Author of KRST: Jesus a Solar Myth. Concedes the lack of evidence prevents him from “completely proving” his case. “But one result seems to me certain: Christianity of the origins was a solar religion and thus pagan like all those that preceded it, including Judaism.” Lacks the dogmatism and New-Age ideology found in Murdock’s astrotheological case.
Pastor aligned with Vredeskerk (Peace Church) Nijkerk, banned from preaching at the Reformed Church. Author of The Uncomfortable Truth of Christianity. Van der Kaaij believes Christianity becomes more meaningful once the truth of Jesus is recognized: the Christ is in all believers.
Belgian writer and philosopher. Author of Resistance to Christianity: A Chronological Encyclopedia of the Heresies from the Beginning to the Eighteenth Century. Influenced Michel Onfray.
Swedish. Has some interesting articles linked at The Jesus Character Critically Examined. Published in Vigiliae Christianae an argument disputing Carlson’s claim that Secret Mark is a forgery. Also preceded Carrier’s and Doherty’s argument for the James passage in Josephus. Author of The Jesus That Never Was. See also Bibelkritikern Roger Viklund kritisk granskad.
Emeritus Professor of German at University of London. Published the first of many books on mythicism in 1971 (The Jesus of the Early Christians). The most well-known Christ Myth advocate until Earl Doherty. In his most recent book, Cutting Jesus Down to Size (2009), Wells moved slightly away from his earlier position that Jesus had never existed and concluded that the person given the name Jesus was an obscure teacher whose sayings were recorded in the now-lost document (Q) that many scholars believe was a source for the Synoptic Gospels, but whose death had no redemptive significance for his followers.
Author of New Testament Origins: The Passover Slaughter of 4 BCE. Influenced by Joe Atwill’s argument that Christianity was an invention of the Flavian Roman emperors. Believes the Gospel of Mark is a coded rewriting of Josephus’s account of events surrounding Jannaeus.
Prominent American atheist and professor of biology and geology. See the Wikipedia article for his many roles and publications. Sets out several witty arguments against the historicity of the gospel narratives and characters in the first volume of his Through Atheist Eyes series. Authored The Jesus the Jews Never Knew disputing that Jesus is referenced in the Talmud even through ciphers. With Robert M. Price was responsible for Bart Ehrman and the Quest of the Historical Jesus of Nazareth, a collection of responses by Carrier, Doherty, Fitzgerald, Murdock, Price, Salm, Zindler to Ehrman’s attempt to refute mythicism.

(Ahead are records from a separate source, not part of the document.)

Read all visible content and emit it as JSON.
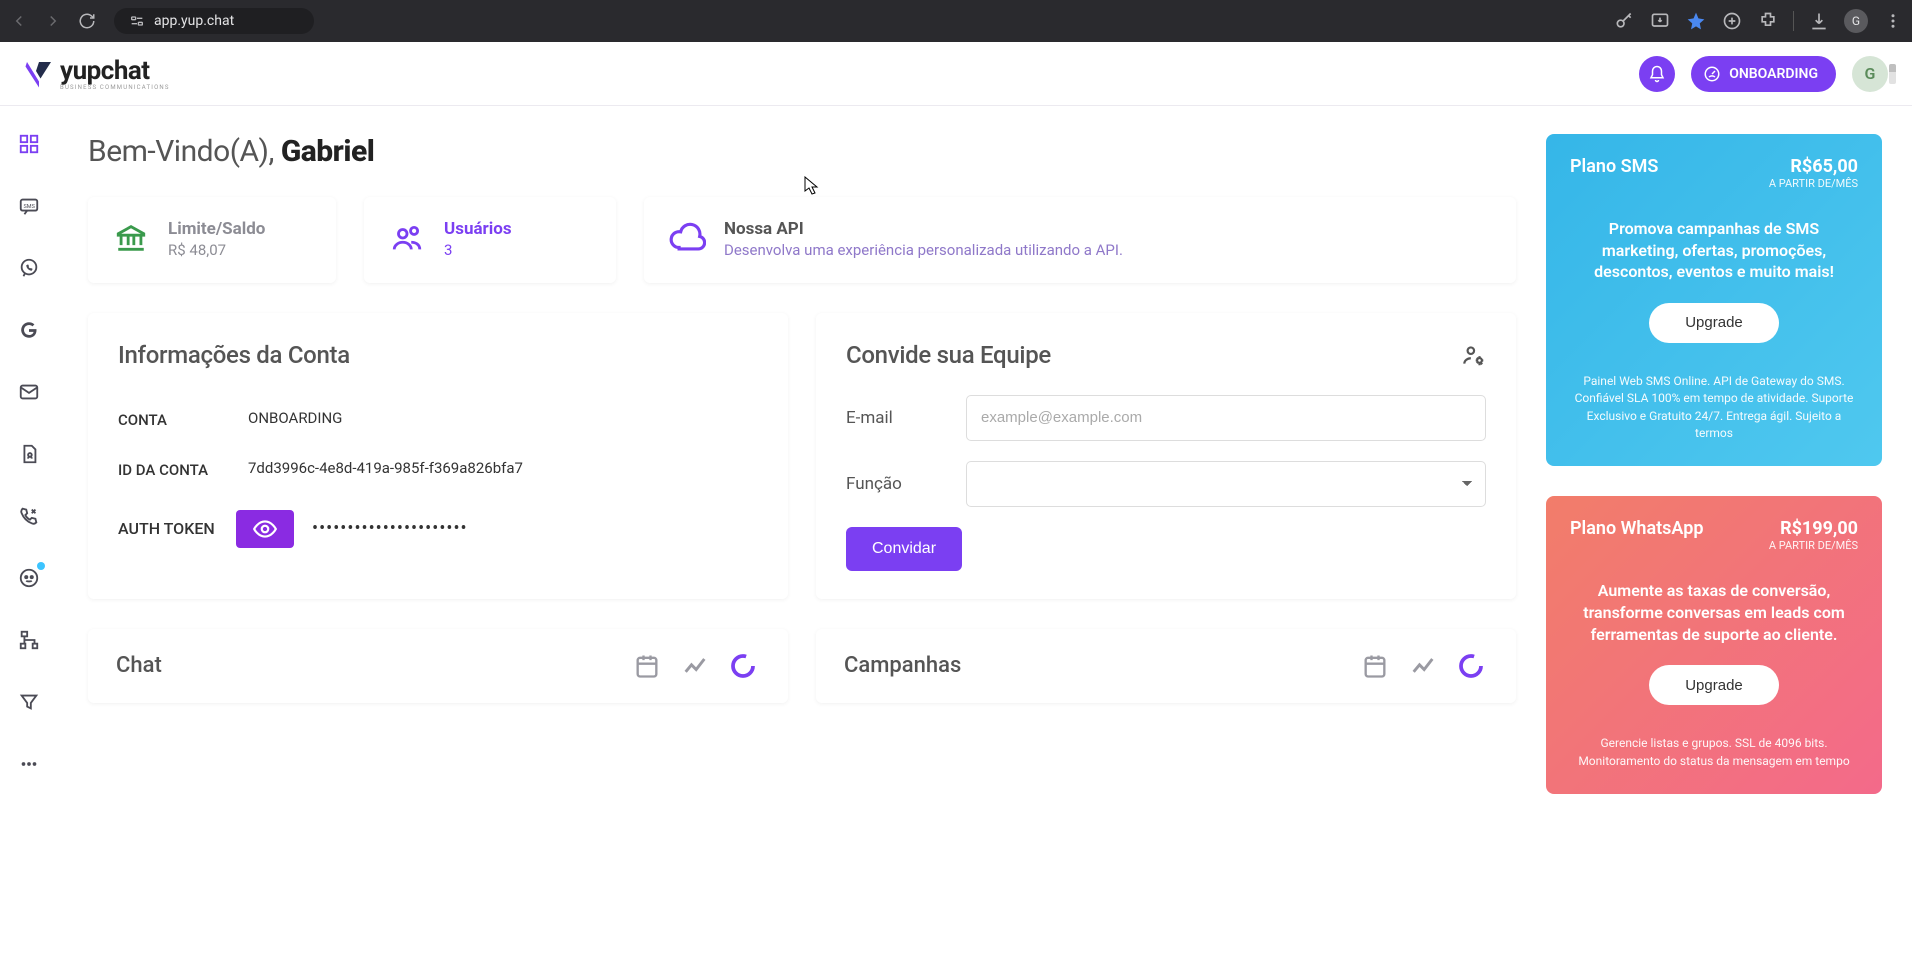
{
  "browser": {
    "url": "app.yup.chat",
    "profile_initial": "G"
  },
  "header": {
    "logo_text": "yupchat",
    "logo_sub": "BUSINESS COMMUNICATIONS",
    "onboarding_label": "ONBOARDING",
    "avatar_initial": "G"
  },
  "welcome": {
    "greeting": "Bem-Vindo(A), ",
    "name": "Gabriel"
  },
  "stats": {
    "balance": {
      "label": "Limite/Saldo",
      "value": "R$ 48,07"
    },
    "users": {
      "label": "Usuários",
      "value": "3"
    },
    "api": {
      "label": "Nossa API",
      "sub": "Desenvolva uma experiência personalizada utilizando a API."
    }
  },
  "account_info": {
    "title": "Informações da Conta",
    "account_label": "CONTA",
    "account_value": "ONBOARDING",
    "id_label": "ID DA CONTA",
    "id_value": "7dd3996c-4e8d-419a-985f-f369a826bfa7",
    "auth_label": "AUTH TOKEN",
    "auth_masked": "••••••••••••••••••••••"
  },
  "invite": {
    "title": "Convide sua Equipe",
    "email_label": "E-mail",
    "email_placeholder": "example@example.com",
    "role_label": "Função",
    "button": "Convidar"
  },
  "bottom": {
    "chat_title": "Chat",
    "campaigns_title": "Campanhas"
  },
  "plans": {
    "sms": {
      "name": "Plano SMS",
      "price": "R$65,00",
      "price_sub": "A PARTIR DE/MÊS",
      "desc": "Promova campanhas de SMS marketing, ofertas, promoções, descontos, eventos e muito mais!",
      "upgrade": "Upgrade",
      "foot": "Painel Web SMS Online. API de Gateway do SMS. Confiável SLA 100% em tempo de atividade. Suporte Exclusivo e Gratuito 24/7. Entrega ágil. Sujeito a termos"
    },
    "wa": {
      "name": "Plano WhatsApp",
      "price": "R$199,00",
      "price_sub": "A PARTIR DE/MÊS",
      "desc": "Aumente as taxas de conversão, transforme conversas em leads com ferramentas de suporte ao cliente.",
      "upgrade": "Upgrade",
      "foot": "Gerencie listas e grupos. SSL de 4096 bits. Monitoramento do status da mensagem em tempo"
    }
  }
}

Rene Salm has an annotated list of contemporary and past Christ Myth theorists: see Basic Mythicist Bibliography.
Kenneth Humphreys also has webpate listing many Christ Myth scholars with brief descriptions of each one — past and present.
For lists of historical Christ Myth theorists on this blog see
The names of scholars covered in those lists (but see the posts linked here for some account of the particular views of many of them):
- E. Carpenter
- G. Smith
- W. B. Smith
- Van Eysinga
If we add from the list of contemporary names those scholars (from all branches of scholarship as in the above list) who have made clear claims for mythicism:
Do advise me of any errors or omissions.